The upper-level spaces, including the children’s rooms, are intentionally open to the balcony and living area below, creating what the parents refer to as the “beehive concept,” promoting a greater level of interaction between the family members as they move around the house.
“The hive nature of the house builds community rather than hindering it,” says the owner. “This concept was a huge thing for us.”
The timeless modernity of the house will surely age well, and while it is a marker of its era, its stylistic anonymity will make it challenging to pin down exactly what that era is. Absent of fuss, the entire experience of the house is awash with serenity; the fastidious detailing and minimalist palette create an illusion of simplicity, but nothing could be further from the truth.
The house was built in 14 months, which is a punishing timeline for a home of this caliber, but nothing gives that away. The experience of the home feels flawless, the intension of the architecture obvious, and the execution of the design is impeccable. But according to Crestwood owner Marshall Williams, the road traveled to arrive at this place was complex.
“When you walk through the house, you just think, ‘Of course, that’s the right choice or finish or material,’ but there were 14 other things that came first before we got to ‘it.’ There are a lot of moving parts to the project as a whole, but they don’t announce themselves.”

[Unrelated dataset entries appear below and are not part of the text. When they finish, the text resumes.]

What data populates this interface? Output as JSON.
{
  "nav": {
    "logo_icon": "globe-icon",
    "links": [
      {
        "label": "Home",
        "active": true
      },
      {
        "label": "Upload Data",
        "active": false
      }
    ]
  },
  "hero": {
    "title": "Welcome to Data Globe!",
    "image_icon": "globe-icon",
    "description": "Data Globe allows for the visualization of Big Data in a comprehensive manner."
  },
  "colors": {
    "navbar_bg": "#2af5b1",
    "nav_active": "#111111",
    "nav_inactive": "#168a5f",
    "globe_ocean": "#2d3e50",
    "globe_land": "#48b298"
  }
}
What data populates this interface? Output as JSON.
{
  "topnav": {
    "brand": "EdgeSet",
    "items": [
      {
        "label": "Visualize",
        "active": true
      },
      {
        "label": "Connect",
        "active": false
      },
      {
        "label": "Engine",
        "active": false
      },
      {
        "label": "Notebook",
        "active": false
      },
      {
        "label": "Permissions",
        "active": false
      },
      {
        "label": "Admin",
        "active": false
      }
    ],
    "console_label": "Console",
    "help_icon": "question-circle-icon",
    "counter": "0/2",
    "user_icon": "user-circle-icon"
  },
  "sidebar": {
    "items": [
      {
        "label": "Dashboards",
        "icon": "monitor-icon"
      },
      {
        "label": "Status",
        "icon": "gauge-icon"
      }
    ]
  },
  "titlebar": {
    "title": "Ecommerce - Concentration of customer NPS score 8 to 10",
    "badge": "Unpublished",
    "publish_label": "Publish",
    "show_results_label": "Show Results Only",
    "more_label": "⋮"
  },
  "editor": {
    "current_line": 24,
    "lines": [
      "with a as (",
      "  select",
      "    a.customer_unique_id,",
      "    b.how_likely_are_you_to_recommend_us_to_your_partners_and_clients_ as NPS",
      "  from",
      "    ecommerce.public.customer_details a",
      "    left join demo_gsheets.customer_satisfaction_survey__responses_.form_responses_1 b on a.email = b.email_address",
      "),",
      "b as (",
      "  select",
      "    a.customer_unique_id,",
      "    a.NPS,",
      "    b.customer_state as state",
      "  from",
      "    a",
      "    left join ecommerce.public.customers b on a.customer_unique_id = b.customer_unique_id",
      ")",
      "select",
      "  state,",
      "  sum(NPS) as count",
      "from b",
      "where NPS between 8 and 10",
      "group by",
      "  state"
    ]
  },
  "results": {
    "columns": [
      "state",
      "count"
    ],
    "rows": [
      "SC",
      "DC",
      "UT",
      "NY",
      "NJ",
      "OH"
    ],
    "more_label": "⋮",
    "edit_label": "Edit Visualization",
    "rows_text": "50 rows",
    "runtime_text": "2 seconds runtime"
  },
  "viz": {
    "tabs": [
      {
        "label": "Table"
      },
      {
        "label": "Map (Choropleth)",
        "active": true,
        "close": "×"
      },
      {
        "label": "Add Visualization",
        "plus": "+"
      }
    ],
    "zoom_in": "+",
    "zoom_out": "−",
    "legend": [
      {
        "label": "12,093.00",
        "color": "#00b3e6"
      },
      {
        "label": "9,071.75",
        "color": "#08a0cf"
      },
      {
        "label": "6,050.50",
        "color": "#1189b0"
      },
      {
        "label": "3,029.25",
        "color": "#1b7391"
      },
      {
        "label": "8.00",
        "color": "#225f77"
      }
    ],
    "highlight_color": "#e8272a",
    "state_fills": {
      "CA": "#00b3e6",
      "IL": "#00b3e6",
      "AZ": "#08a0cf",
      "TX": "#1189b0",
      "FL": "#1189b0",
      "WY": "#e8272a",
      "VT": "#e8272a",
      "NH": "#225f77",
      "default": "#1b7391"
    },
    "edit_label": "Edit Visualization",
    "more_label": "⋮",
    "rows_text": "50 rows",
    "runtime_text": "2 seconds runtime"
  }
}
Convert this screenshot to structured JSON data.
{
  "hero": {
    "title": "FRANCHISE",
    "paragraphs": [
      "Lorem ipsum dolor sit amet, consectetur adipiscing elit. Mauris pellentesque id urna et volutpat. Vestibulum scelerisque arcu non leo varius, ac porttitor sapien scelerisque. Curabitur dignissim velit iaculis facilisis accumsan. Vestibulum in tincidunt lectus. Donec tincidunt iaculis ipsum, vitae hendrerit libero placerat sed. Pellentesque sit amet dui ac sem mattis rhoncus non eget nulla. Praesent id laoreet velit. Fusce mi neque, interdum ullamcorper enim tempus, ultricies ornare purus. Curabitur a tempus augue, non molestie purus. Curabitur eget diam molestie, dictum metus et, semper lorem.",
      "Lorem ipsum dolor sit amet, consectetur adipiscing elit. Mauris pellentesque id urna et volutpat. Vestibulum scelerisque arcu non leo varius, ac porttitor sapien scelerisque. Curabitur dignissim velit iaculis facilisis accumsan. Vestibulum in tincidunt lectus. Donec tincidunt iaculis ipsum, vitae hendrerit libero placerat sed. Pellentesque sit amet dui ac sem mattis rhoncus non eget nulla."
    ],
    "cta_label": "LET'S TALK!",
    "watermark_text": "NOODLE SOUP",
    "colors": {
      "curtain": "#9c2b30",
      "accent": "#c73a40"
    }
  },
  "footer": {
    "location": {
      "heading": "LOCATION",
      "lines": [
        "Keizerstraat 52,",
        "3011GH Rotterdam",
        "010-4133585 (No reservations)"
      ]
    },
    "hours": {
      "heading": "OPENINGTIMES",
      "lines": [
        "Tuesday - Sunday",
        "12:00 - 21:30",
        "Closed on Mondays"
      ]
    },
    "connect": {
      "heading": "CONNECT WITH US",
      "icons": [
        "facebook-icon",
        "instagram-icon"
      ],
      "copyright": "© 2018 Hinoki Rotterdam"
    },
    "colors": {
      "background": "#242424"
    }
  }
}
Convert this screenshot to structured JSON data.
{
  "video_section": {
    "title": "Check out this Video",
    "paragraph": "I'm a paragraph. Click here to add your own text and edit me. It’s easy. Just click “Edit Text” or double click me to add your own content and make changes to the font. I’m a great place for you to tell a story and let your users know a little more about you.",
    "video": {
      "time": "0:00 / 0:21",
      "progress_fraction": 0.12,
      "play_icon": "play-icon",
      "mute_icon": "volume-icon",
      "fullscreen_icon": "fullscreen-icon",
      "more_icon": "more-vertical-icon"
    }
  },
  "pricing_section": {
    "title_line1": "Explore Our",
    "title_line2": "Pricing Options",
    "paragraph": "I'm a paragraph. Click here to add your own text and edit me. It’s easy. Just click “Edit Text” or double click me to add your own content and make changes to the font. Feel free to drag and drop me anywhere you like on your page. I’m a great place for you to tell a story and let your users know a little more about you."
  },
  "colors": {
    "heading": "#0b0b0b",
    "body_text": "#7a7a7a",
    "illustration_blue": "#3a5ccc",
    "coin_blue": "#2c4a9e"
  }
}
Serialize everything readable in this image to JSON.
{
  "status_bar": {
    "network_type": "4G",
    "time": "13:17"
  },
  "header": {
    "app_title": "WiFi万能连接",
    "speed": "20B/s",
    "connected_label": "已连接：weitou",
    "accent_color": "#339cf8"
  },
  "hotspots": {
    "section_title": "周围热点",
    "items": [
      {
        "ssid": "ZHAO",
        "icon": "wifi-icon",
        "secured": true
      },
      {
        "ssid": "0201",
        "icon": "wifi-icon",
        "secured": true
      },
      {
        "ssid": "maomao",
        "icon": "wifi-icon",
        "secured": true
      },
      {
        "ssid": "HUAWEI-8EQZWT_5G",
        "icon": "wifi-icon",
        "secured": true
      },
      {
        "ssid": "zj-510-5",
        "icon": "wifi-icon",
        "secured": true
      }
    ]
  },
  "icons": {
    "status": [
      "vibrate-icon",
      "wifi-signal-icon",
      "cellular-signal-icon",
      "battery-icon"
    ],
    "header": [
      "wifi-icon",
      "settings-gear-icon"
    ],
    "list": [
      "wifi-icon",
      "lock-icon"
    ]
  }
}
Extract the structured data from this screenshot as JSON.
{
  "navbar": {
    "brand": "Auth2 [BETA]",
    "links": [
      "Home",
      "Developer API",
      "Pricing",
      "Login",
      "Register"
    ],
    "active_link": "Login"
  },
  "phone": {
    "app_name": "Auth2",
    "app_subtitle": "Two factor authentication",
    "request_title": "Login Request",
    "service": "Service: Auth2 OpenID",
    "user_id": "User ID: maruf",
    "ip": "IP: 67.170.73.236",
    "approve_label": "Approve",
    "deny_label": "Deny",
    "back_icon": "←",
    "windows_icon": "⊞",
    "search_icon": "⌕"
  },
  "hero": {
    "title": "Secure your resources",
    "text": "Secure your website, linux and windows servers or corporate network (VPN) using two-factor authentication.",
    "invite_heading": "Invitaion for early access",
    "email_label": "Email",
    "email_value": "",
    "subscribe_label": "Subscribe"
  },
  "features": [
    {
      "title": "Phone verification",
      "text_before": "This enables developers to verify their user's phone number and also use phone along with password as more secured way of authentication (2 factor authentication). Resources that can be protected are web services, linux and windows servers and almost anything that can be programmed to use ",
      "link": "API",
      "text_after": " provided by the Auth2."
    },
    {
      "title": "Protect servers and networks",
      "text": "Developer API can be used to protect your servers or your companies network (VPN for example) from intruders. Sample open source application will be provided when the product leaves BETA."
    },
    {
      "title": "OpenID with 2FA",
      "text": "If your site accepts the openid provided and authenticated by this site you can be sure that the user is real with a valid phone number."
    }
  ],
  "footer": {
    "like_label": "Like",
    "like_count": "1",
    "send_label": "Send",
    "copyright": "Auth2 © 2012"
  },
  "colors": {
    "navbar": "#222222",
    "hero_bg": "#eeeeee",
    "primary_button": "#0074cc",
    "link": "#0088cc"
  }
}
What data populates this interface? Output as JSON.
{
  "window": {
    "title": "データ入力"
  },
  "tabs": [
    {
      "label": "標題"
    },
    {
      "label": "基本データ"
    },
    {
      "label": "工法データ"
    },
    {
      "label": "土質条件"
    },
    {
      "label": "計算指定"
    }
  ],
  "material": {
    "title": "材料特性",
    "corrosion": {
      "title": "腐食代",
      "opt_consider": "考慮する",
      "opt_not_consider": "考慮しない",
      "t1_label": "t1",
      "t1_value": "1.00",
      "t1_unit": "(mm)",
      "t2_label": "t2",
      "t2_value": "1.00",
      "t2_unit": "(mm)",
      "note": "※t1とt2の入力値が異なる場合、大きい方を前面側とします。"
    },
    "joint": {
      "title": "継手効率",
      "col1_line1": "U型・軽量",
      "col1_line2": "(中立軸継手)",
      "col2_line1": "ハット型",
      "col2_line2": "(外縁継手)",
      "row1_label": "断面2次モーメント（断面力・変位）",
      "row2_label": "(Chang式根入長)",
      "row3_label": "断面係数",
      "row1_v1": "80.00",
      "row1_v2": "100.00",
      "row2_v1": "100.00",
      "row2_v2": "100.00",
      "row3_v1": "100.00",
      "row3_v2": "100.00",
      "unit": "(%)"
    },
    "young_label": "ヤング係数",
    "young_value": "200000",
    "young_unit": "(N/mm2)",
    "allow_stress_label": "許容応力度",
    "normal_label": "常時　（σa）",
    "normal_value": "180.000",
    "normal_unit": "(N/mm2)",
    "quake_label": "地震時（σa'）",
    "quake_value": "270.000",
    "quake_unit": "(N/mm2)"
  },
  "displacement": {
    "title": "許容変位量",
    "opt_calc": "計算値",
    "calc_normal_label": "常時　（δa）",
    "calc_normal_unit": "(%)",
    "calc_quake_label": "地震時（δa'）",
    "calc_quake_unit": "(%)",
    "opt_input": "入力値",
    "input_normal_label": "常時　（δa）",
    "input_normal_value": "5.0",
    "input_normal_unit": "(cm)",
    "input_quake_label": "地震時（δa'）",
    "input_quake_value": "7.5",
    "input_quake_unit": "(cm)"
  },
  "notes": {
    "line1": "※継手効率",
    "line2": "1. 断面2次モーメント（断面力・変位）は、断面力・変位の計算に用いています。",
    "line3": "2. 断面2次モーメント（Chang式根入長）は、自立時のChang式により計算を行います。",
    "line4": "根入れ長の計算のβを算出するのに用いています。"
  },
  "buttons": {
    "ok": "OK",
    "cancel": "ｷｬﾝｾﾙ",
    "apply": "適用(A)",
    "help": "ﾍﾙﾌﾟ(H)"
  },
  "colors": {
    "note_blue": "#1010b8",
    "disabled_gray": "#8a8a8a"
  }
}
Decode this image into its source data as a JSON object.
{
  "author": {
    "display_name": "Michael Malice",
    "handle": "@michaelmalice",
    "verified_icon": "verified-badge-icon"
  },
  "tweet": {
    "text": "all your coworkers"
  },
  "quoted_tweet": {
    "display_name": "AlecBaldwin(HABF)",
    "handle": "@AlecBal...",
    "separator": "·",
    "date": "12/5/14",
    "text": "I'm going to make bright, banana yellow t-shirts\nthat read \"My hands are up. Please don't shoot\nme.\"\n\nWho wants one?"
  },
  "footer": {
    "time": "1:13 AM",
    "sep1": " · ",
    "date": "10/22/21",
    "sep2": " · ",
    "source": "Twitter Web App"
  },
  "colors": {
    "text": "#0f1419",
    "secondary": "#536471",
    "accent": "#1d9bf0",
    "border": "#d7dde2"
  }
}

“Building this house was definitely a challenge,” says Ellis. “The fine lines are extremely difficult to create at times, but you fight through it and reap the rewards of completion afterwards. The way the project turned out, with such clean lines and a very straightforward result, it’s very classy.”
Building Design: Faulkner Architects
Builder: Crestwood Construction
Interior Design: EKR Design Studio
Square Feet: 5,700
Year Complete: 2015